The task :: Look through the listing for the string "true" and copy out every line that holds it.

Given data ::

********************

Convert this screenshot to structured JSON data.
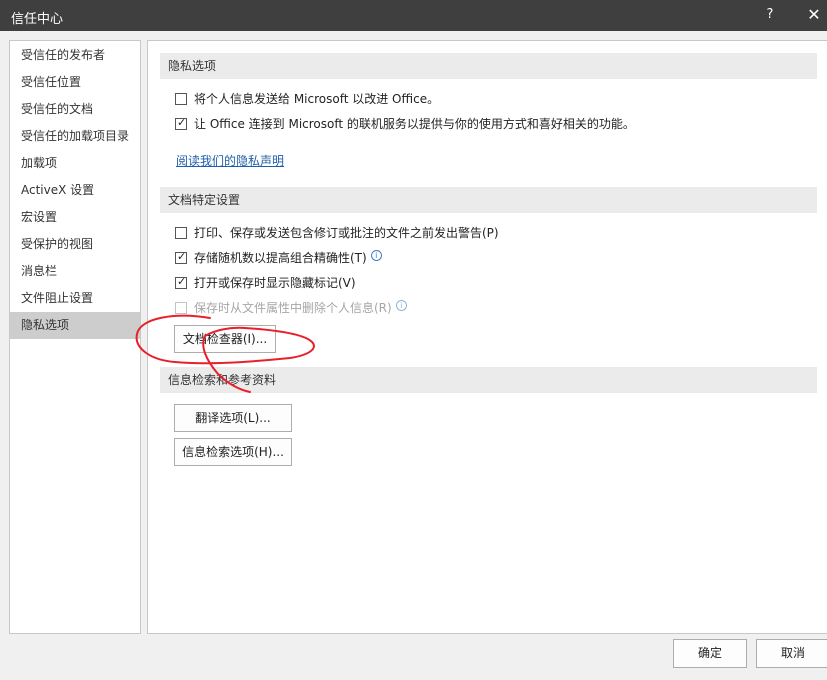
{
  "window": {
    "title": "信任中心",
    "help_label": "?",
    "close_label": "✕"
  },
  "sidebar": {
    "items": [
      {
        "label": "受信任的发布者"
      },
      {
        "label": "受信任位置"
      },
      {
        "label": "受信任的文档"
      },
      {
        "label": "受信任的加载项目录"
      },
      {
        "label": "加载项"
      },
      {
        "label": "ActiveX 设置"
      },
      {
        "label": "宏设置"
      },
      {
        "label": "受保护的视图"
      },
      {
        "label": "消息栏"
      },
      {
        "label": "文件阻止设置"
      },
      {
        "label": "隐私选项",
        "active": true
      }
    ]
  },
  "privacy": {
    "header": "隐私选项",
    "options": [
      {
        "label": "将个人信息发送给 Microsoft 以改进 Office。",
        "checked": false
      },
      {
        "label": "让 Office 连接到 Microsoft 的联机服务以提供与你的使用方式和喜好相关的功能。",
        "checked": true
      }
    ],
    "link": "阅读我们的隐私声明"
  },
  "doc_settings": {
    "header": "文档特定设置",
    "options": [
      {
        "label": "打印、保存或发送包含修订或批注的文件之前发出警告(P)",
        "checked": false
      },
      {
        "label": "存储随机数以提高组合精确性(T)",
        "checked": true,
        "info": true
      },
      {
        "label": "打开或保存时显示隐藏标记(V)",
        "checked": true
      },
      {
        "label": "保存时从文件属性中删除个人信息(R)",
        "checked": false,
        "disabled": true,
        "info": true
      }
    ],
    "inspector_button": "文档检查器(I)..."
  },
  "research": {
    "header": "信息检索和参考资料",
    "translate_button": "翻译选项(L)...",
    "research_button": "信息检索选项(H)..."
  },
  "footer": {
    "ok": "确定",
    "cancel": "取消"
  },
  "icons": {
    "info_glyph": "i",
    "check_glyph": "✓"
  },
  "colors": {
    "titlebar": "#3f3f3f",
    "selected_nav": "#cdcdcd",
    "link": "#1f5ea8",
    "annotation_ink": "#e8202a"
  }
}
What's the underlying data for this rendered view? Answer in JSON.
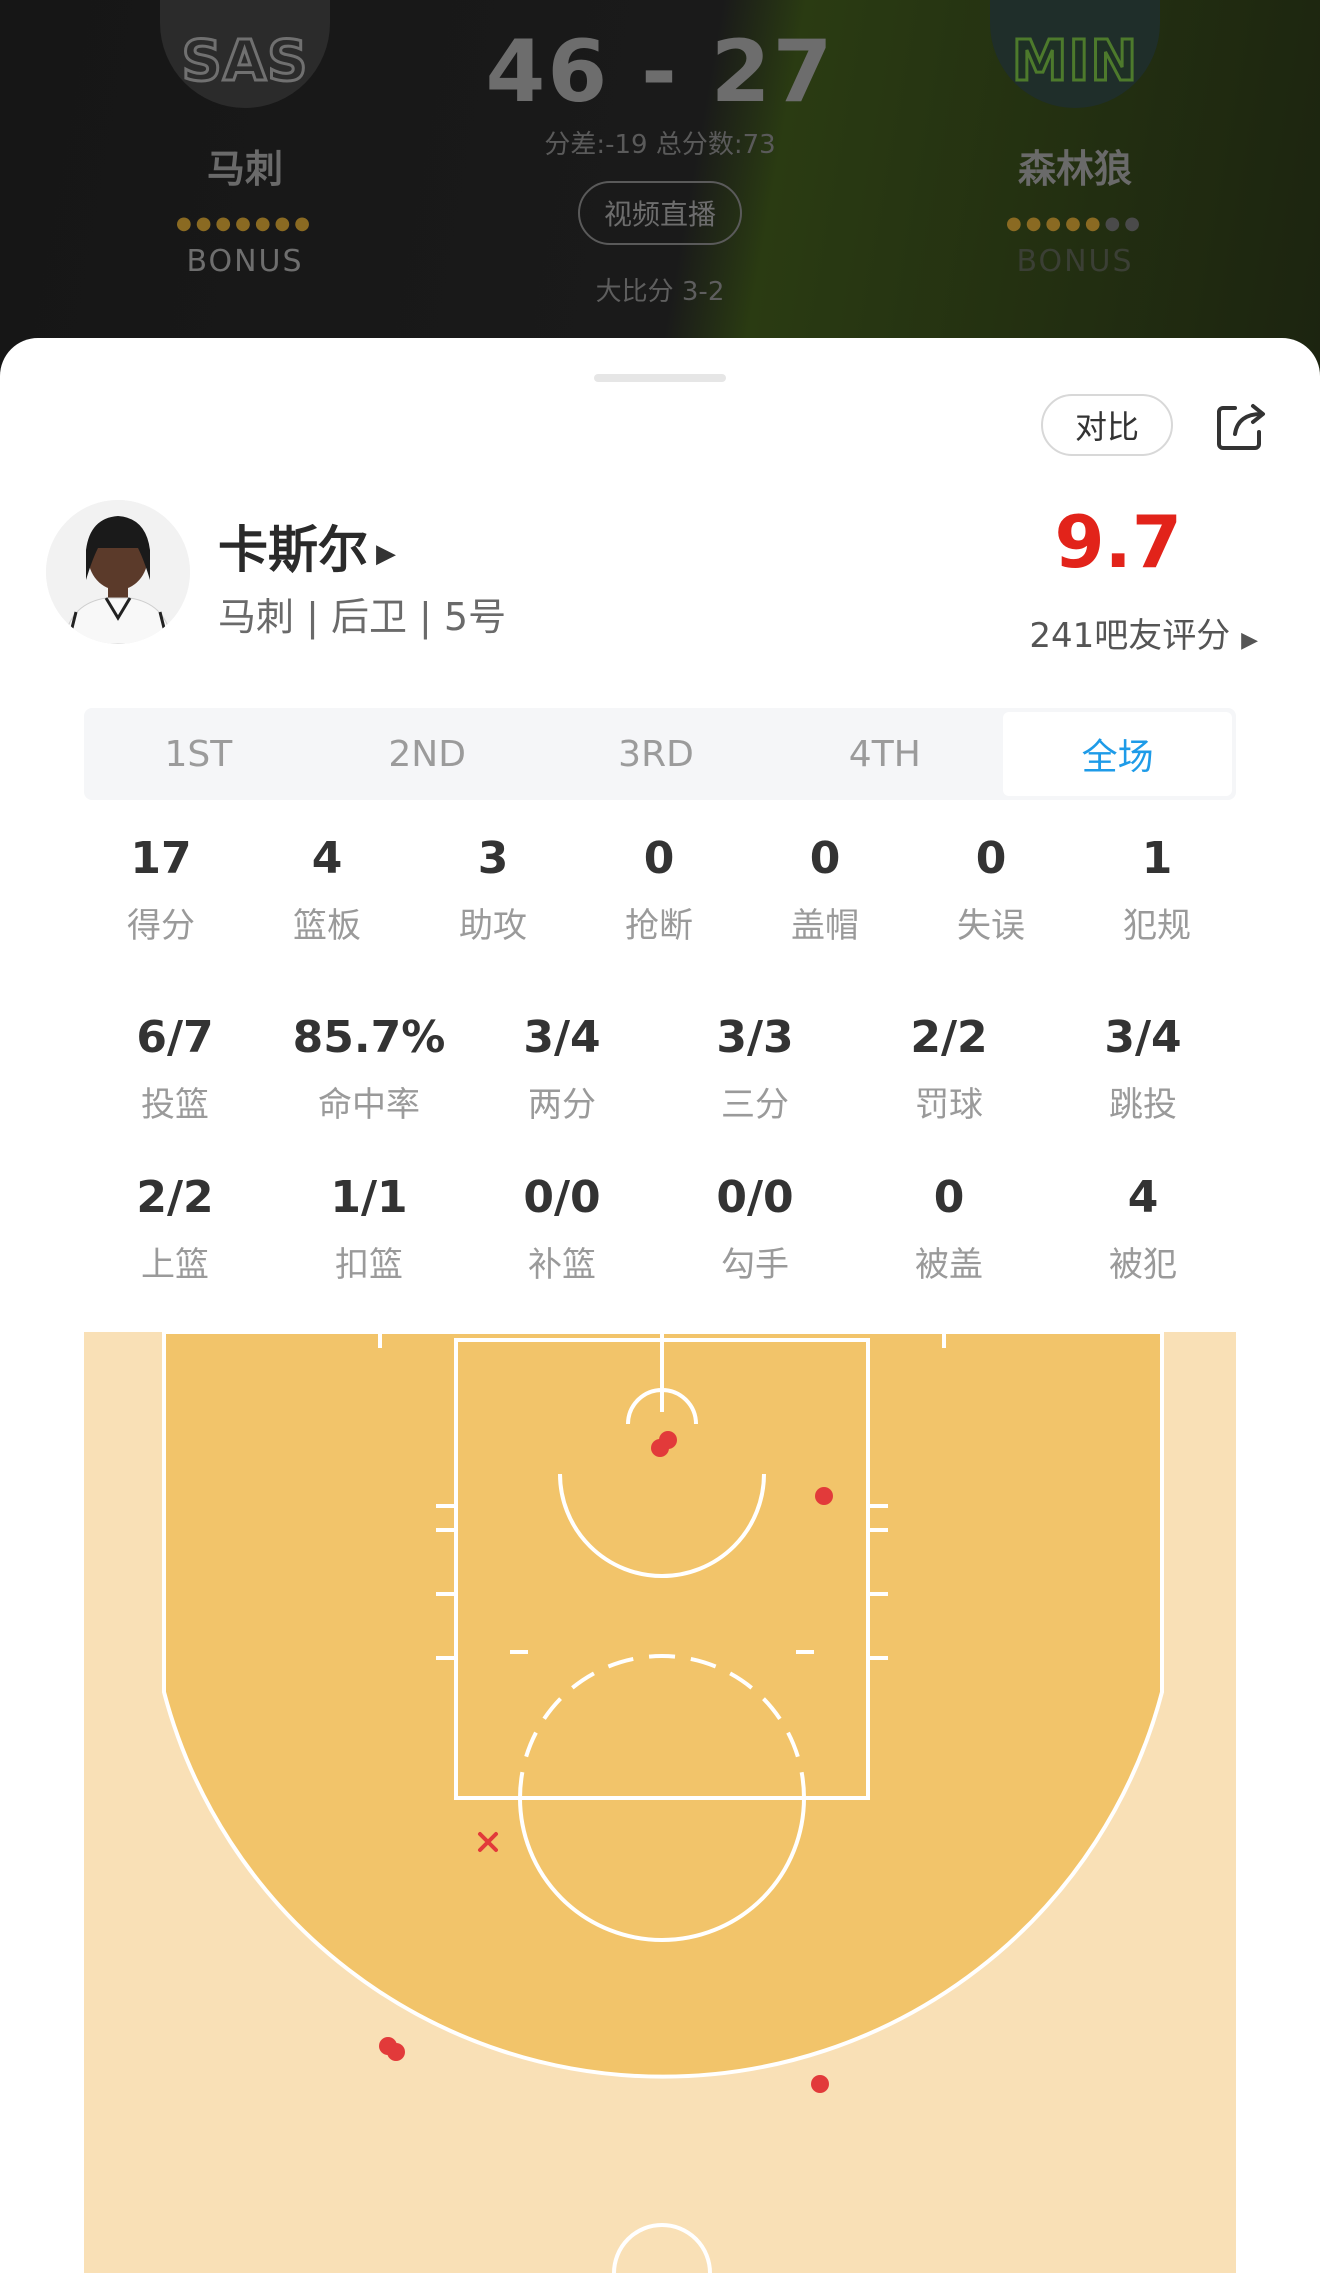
{
  "header": {
    "home": {
      "logo_text": "SAS",
      "name": "马刺",
      "bonus": "BONUS"
    },
    "away": {
      "logo_text": "MIN",
      "name": "森林狼",
      "bonus": "BONUS"
    },
    "score": "46 - 27",
    "diff": "分差:-19 总分数:73",
    "video_button": "视频直播",
    "series": "大比分 3-2"
  },
  "actions": {
    "compare_label": "对比"
  },
  "player": {
    "name": "卡斯尔",
    "info": "马刺 | 后卫 | 5号",
    "rating": "9.7",
    "rating_count": "241吧友评分"
  },
  "tabs": [
    "1ST",
    "2ND",
    "3RD",
    "4TH",
    "全场"
  ],
  "stats_main": [
    {
      "value": "17",
      "label": "得分"
    },
    {
      "value": "4",
      "label": "篮板"
    },
    {
      "value": "3",
      "label": "助攻"
    },
    {
      "value": "0",
      "label": "抢断"
    },
    {
      "value": "0",
      "label": "盖帽"
    },
    {
      "value": "0",
      "label": "失误"
    },
    {
      "value": "1",
      "label": "犯规"
    }
  ],
  "stats_shooting": [
    {
      "value": "6/7",
      "label": "投篮"
    },
    {
      "value": "85.7%",
      "label": "命中率"
    },
    {
      "value": "3/4",
      "label": "两分"
    },
    {
      "value": "3/3",
      "label": "三分"
    },
    {
      "value": "2/2",
      "label": "罚球"
    },
    {
      "value": "3/4",
      "label": "跳投"
    }
  ],
  "stats_types": [
    {
      "value": "2/2",
      "label": "上篮"
    },
    {
      "value": "1/1",
      "label": "扣篮"
    },
    {
      "value": "0/0",
      "label": "补篮"
    },
    {
      "value": "0/0",
      "label": "勾手"
    },
    {
      "value": "0",
      "label": "被盖"
    },
    {
      "value": "4",
      "label": "被犯"
    }
  ],
  "colors": {
    "accent": "#1e9be8",
    "rating": "#e2231a",
    "court_paint": "#f2c46a",
    "court_outer": "#f9e0b6",
    "shot_made": "#e23a3a"
  }
}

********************

Result of this exercise ::
        "active": true
        "checked": true
        "checked": true,
        "info": true
        "checked": true
        "disabled": true,
        "info": true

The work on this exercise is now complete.